# What you will do
No picture belongs in the copy. Repeat each line below exactly.

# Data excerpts
::::::

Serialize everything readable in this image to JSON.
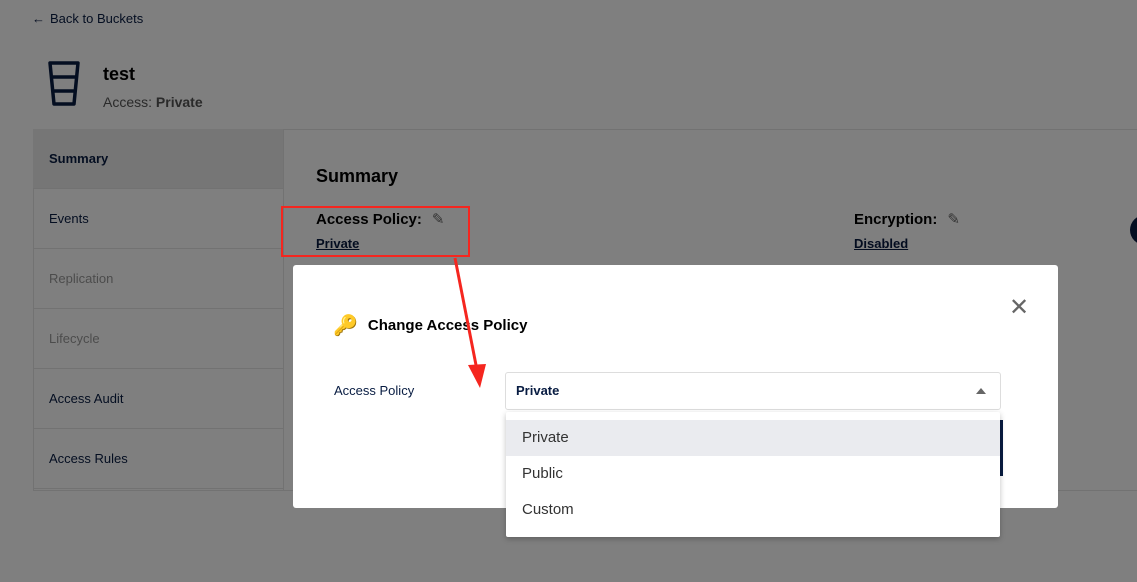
{
  "back_link": "Back to Buckets",
  "bucket": {
    "name": "test",
    "access_label": "Access:",
    "access_value": "Private"
  },
  "sidebar": {
    "items": [
      {
        "label": "Summary"
      },
      {
        "label": "Events"
      },
      {
        "label": "Replication"
      },
      {
        "label": "Lifecycle"
      },
      {
        "label": "Access Audit"
      },
      {
        "label": "Access Rules"
      }
    ]
  },
  "summary": {
    "title": "Summary",
    "access_policy_label": "Access Policy:",
    "access_policy_value": "Private",
    "encryption_label": "Encryption:",
    "encryption_value": "Disabled"
  },
  "modal": {
    "title": "Change Access Policy",
    "field_label": "Access Policy",
    "selected": "Private",
    "options": [
      "Private",
      "Public",
      "Custom"
    ]
  },
  "colors": {
    "annotation": "#f5261f",
    "primary": "#081c42"
  }
}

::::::

# Finished exercise
Serialize everything readable in this image to JSON.
{
  "back_link": "Back to Buckets",
  "bucket": {
    "name": "test",
    "access_label": "Access:",
    "access_value": "Private"
  },
  "sidebar": {
    "items": [
      {
        "label": "Summary"
      },
      {
        "label": "Events"
      },
      {
        "label": "Replication"
      },
      {
        "label": "Lifecycle"
      },
      {
        "label": "Access Audit"
      },
      {
        "label": "Access Rules"
      }
    ]
  },
  "summary": {
    "title": "Summary",
    "access_policy_label": "Access Policy:",
    "access_policy_value": "Private",
    "encryption_label": "Encryption:",
    "encryption_value": "Disabled"
  },
  "modal": {
    "title": "Change Access Policy",
    "field_label": "Access Policy",
    "selected": "Private",
    "options": [
      "Private",
      "Public",
      "Custom"
    ]
  },
  "colors": {
    "annotation": "#f5261f",
    "primary": "#081c42"
  }
}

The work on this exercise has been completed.